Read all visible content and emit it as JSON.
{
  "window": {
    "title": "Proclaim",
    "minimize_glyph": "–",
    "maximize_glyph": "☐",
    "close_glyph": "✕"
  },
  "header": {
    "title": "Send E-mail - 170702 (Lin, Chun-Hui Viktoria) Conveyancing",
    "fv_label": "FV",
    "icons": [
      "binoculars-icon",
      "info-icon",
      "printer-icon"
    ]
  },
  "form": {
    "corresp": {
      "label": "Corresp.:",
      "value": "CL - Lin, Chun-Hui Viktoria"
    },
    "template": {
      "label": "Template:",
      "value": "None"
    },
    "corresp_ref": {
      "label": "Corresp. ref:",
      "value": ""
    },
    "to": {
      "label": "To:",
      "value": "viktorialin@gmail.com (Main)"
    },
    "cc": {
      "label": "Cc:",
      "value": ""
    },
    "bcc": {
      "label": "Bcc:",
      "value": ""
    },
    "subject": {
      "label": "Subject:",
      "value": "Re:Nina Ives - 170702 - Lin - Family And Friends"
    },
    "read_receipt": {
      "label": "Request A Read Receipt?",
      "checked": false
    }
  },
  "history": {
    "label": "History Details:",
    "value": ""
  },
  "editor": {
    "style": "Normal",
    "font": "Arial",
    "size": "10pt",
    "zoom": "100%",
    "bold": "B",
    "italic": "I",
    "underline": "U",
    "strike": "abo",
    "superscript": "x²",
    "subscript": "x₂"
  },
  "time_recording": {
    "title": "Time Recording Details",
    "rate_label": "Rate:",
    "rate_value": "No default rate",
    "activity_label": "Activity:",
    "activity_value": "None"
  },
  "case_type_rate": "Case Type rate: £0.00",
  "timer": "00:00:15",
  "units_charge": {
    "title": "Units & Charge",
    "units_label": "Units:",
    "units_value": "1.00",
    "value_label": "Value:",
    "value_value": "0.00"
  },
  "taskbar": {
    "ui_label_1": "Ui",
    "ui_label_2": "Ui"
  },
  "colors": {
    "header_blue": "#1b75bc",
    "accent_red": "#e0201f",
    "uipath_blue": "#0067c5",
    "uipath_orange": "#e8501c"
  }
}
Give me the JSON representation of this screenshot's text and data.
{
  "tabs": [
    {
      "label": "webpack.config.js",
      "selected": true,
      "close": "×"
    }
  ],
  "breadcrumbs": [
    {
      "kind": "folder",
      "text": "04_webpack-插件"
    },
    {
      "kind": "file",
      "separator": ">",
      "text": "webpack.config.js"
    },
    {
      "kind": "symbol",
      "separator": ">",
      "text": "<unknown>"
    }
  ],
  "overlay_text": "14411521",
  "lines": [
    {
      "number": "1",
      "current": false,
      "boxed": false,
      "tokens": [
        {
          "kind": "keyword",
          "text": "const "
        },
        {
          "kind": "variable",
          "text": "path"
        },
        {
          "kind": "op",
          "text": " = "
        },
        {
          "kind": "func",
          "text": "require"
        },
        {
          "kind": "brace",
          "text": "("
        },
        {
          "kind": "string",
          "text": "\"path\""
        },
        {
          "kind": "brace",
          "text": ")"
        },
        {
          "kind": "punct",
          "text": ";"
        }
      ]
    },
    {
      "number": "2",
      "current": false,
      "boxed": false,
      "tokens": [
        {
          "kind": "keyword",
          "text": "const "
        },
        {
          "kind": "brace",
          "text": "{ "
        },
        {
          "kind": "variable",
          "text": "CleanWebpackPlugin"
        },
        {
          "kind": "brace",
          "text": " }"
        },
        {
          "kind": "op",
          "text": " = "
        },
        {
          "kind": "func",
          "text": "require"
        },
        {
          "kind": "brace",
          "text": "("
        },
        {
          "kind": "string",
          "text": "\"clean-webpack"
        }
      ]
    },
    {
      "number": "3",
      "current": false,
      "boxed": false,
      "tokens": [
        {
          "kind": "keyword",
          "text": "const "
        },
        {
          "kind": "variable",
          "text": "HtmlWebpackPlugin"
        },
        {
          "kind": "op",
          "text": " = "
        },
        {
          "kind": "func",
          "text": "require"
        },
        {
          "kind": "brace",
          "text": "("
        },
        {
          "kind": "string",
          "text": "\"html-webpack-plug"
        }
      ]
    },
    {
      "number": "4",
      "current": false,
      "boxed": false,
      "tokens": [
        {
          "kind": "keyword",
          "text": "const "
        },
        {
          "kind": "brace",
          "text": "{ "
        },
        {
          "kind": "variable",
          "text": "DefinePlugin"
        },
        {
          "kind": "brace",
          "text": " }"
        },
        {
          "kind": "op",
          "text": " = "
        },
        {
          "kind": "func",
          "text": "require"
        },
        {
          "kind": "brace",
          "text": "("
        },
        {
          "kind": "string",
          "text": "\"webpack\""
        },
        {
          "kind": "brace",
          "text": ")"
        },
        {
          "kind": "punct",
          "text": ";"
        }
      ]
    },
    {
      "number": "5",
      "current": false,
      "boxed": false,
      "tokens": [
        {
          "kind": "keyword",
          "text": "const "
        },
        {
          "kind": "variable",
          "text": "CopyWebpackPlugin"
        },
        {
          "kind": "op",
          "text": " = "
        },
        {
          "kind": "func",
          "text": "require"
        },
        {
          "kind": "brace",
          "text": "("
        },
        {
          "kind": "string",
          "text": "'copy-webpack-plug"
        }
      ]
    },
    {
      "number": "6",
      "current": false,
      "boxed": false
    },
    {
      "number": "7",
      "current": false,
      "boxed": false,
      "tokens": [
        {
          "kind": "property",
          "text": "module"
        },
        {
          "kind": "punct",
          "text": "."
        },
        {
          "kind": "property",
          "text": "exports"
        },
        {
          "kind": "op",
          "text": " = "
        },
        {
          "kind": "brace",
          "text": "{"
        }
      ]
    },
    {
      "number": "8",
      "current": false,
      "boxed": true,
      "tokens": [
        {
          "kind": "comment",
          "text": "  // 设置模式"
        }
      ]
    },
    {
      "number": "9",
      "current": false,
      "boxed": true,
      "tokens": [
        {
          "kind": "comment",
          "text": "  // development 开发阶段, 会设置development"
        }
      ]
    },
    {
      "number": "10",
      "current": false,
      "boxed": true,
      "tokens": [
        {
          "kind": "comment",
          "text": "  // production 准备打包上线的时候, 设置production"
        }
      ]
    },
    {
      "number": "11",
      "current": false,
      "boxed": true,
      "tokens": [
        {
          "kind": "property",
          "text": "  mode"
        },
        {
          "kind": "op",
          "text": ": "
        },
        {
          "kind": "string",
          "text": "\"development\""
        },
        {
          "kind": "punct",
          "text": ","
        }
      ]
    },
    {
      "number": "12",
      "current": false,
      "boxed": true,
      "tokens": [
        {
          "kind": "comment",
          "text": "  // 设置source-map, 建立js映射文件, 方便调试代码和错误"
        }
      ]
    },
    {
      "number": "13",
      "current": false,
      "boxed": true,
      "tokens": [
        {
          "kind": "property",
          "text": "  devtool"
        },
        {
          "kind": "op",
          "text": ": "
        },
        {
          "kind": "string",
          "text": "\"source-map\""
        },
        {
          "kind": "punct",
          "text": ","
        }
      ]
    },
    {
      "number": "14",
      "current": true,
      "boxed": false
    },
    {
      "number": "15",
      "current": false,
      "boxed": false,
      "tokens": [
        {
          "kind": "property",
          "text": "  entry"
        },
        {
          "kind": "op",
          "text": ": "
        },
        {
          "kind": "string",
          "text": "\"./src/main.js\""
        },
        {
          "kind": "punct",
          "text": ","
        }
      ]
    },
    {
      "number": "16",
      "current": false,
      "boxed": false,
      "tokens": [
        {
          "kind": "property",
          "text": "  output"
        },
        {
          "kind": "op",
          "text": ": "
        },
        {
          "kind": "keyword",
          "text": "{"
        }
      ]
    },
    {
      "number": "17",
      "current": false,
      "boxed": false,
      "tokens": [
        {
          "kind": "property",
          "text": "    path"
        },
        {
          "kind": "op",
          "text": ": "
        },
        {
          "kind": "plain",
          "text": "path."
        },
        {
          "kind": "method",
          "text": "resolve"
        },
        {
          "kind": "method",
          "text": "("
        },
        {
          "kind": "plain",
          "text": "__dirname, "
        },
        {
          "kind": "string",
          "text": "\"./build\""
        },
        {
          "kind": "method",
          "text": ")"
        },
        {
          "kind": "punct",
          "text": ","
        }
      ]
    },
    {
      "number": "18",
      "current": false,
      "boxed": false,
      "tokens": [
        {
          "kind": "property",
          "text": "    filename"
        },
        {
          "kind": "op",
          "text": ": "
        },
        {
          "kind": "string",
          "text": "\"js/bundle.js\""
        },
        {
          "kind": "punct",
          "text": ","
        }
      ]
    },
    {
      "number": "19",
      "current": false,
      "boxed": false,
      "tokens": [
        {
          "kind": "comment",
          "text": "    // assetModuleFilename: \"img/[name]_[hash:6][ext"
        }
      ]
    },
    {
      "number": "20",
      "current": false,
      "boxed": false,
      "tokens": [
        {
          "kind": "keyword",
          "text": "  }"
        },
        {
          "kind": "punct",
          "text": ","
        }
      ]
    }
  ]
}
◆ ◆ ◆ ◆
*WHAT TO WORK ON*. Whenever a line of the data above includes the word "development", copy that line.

*FINISHED TASK*.
          "text": "  // development 开发阶段, 会设置development"
          "text": "\"development\""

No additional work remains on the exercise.